TRY IT
The listing beneath should be written out in full, exactly as shown.

DATA PROVIDED
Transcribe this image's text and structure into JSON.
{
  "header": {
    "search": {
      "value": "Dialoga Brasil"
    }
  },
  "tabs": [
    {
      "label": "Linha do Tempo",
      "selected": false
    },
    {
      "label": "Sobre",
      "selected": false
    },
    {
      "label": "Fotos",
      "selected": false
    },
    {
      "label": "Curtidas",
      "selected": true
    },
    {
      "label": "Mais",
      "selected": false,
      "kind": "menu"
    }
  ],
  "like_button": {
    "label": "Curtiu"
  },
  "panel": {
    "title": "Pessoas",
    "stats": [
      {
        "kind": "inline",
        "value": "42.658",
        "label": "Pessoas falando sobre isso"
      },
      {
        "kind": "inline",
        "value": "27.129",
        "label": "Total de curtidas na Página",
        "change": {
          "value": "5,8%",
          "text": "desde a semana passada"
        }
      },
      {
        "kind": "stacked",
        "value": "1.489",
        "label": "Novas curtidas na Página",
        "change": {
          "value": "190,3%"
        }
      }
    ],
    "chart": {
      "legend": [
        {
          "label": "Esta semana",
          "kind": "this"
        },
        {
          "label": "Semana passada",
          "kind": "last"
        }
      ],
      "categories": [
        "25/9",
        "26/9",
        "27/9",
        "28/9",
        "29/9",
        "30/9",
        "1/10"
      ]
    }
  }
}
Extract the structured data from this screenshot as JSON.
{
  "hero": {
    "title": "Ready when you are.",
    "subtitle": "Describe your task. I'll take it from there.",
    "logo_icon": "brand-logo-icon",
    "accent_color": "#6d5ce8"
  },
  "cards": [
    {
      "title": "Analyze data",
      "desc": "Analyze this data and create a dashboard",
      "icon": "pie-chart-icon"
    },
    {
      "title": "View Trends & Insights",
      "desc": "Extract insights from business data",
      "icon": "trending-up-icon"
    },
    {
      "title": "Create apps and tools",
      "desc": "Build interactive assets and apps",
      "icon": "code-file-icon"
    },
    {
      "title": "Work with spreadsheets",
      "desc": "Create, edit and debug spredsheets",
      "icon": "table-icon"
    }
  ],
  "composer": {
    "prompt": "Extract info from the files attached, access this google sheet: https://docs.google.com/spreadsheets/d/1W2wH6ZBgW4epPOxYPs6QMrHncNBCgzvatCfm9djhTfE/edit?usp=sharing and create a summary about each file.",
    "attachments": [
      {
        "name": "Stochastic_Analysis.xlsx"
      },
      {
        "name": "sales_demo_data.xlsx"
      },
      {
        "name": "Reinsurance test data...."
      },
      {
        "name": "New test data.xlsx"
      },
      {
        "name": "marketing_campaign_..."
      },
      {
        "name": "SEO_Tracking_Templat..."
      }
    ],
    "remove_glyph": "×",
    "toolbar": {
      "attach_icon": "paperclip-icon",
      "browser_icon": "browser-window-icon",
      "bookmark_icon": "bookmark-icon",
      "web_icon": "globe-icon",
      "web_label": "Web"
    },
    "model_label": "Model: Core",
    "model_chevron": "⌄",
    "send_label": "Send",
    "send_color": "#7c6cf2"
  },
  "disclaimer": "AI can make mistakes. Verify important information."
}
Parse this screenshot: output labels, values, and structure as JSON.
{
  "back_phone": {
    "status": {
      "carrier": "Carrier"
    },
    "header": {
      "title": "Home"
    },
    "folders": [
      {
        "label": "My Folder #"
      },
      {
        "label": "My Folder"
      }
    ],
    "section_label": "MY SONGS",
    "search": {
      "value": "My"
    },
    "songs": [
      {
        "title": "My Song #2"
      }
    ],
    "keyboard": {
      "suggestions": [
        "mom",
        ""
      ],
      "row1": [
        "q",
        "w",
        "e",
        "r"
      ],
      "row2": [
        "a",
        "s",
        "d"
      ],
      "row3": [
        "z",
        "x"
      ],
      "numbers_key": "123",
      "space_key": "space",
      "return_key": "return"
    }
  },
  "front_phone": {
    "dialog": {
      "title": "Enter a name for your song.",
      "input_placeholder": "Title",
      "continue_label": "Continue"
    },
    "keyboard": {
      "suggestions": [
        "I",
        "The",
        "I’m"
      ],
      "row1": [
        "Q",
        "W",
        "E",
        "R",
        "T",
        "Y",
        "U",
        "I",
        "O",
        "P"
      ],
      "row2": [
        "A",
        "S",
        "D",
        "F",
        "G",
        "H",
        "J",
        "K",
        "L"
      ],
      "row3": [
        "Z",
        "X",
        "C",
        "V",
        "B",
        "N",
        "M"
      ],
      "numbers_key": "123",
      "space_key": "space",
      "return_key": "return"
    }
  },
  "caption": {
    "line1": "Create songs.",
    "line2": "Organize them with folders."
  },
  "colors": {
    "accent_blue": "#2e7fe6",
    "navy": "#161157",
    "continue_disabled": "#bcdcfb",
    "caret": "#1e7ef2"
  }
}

WRITTEN SOLUTION
Transcribe this image's text and structure into JSON.
{
  "header": {
    "search": {
      "value": "Dialoga Brasil"
    }
  },
  "tabs": [
    {
      "label": "Linha do Tempo",
      "selected": false
    },
    {
      "label": "Sobre",
      "selected": false
    },
    {
      "label": "Fotos",
      "selected": false
    },
    {
      "label": "Curtidas",
      "selected": true
    },
    {
      "label": "Mais",
      "selected": false,
      "kind": "menu"
    }
  ],
  "like_button": {
    "label": "Curtiu"
  },
  "panel": {
    "title": "Pessoas",
    "stats": [
      {
        "kind": "inline",
        "value": "42.658",
        "label": "Pessoas falando sobre isso"
      },
      {
        "kind": "inline",
        "value": "27.129",
        "label": "Total de curtidas na Página",
        "change": {
          "value": "5,8%",
          "text": "desde a semana passada"
        }
      },
      {
        "kind": "stacked",
        "value": "1.489",
        "label": "Novas curtidas na Página",
        "change": {
          "value": "190,3%"
        }
      }
    ],
    "chart": {
      "legend": [
        {
          "label": "Esta semana",
          "kind": "this"
        },
        {
          "label": "Semana passada",
          "kind": "last"
        }
      ],
      "categories": [
        "25/9",
        "26/9",
        "27/9",
        "28/9",
        "29/9",
        "30/9",
        "1/10"
      ]
    }
  }
}
Extract the structured data from this screenshot as JSON.
{
  "hero": {
    "title": "Ready when you are.",
    "subtitle": "Describe your task. I'll take it from there.",
    "logo_icon": "brand-logo-icon",
    "accent_color": "#6d5ce8"
  },
  "cards": [
    {
      "title": "Analyze data",
      "desc": "Analyze this data and create a dashboard",
      "icon": "pie-chart-icon"
    },
    {
      "title": "View Trends & Insights",
      "desc": "Extract insights from business data",
      "icon": "trending-up-icon"
    },
    {
      "title": "Create apps and tools",
      "desc": "Build interactive assets and apps",
      "icon": "code-file-icon"
    },
    {
      "title": "Work with spreadsheets",
      "desc": "Create, edit and debug spredsheets",
      "icon": "table-icon"
    }
  ],
  "composer": {
    "prompt": "Extract info from the files attached, access this google sheet: https://docs.google.com/spreadsheets/d/1W2wH6ZBgW4epPOxYPs6QMrHncNBCgzvatCfm9djhTfE/edit?usp=sharing and create a summary about each file.",
    "attachments": [
      {
        "name": "Stochastic_Analysis.xlsx"
      },
      {
        "name": "sales_demo_data.xlsx"
      },
      {
        "name": "Reinsurance test data...."
      },
      {
        "name": "New test data.xlsx"
      },
      {
        "name": "marketing_campaign_..."
      },
      {
        "name": "SEO_Tracking_Templat..."
      }
    ],
    "remove_glyph": "×",
    "toolbar": {
      "attach_icon": "paperclip-icon",
      "browser_icon": "browser-window-icon",
      "bookmark_icon": "bookmark-icon",
      "web_icon": "globe-icon",
      "web_label": "Web"
    },
    "model_label": "Model: Core",
    "model_chevron": "⌄",
    "send_label": "Send",
    "send_color": "#7c6cf2"
  },
  "disclaimer": "AI can make mistakes. Verify important information."
}
Parse this screenshot: output labels, values, and structure as JSON.
{
  "back_phone": {
    "status": {
      "carrier": "Carrier"
    },
    "header": {
      "title": "Home"
    },
    "folders": [
      {
        "label": "My Folder #"
      },
      {
        "label": "My Folder"
      }
    ],
    "section_label": "MY SONGS",
    "search": {
      "value": "My"
    },
    "songs": [
      {
        "title": "My Song #2"
      }
    ],
    "keyboard": {
      "suggestions": [
        "mom",
        ""
      ],
      "row1": [
        "q",
        "w",
        "e",
        "r"
      ],
      "row2": [
        "a",
        "s",
        "d"
      ],
      "row3": [
        "z",
        "x"
      ],
      "numbers_key": "123",
      "space_key": "space",
      "return_key": "return"
    }
  },
  "front_phone": {
    "dialog": {
      "title": "Enter a name for your song.",
      "input_placeholder": "Title",
      "continue_label": "Continue"
    },
    "keyboard": {
      "suggestions": [
        "I",
        "The",
        "I’m"
      ],
      "row1": [
        "Q",
        "W",
        "E",
        "R",
        "T",
        "Y",
        "U",
        "I",
        "O",
        "P"
      ],
      "row2": [
        "A",
        "S",
        "D",
        "F",
        "G",
        "H",
        "J",
        "K",
        "L"
      ],
      "row3": [
        "Z",
        "X",
        "C",
        "V",
        "B",
        "N",
        "M"
      ],
      "numbers_key": "123",
      "space_key": "space",
      "return_key": "return"
    }
  },
  "caption": {
    "line1": "Create songs.",
    "line2": "Organize them with folders."
  },
  "colors": {
    "accent_blue": "#2e7fe6",
    "navy": "#161157",
    "continue_disabled": "#bcdcfb",
    "caret": "#1e7ef2"
  }
}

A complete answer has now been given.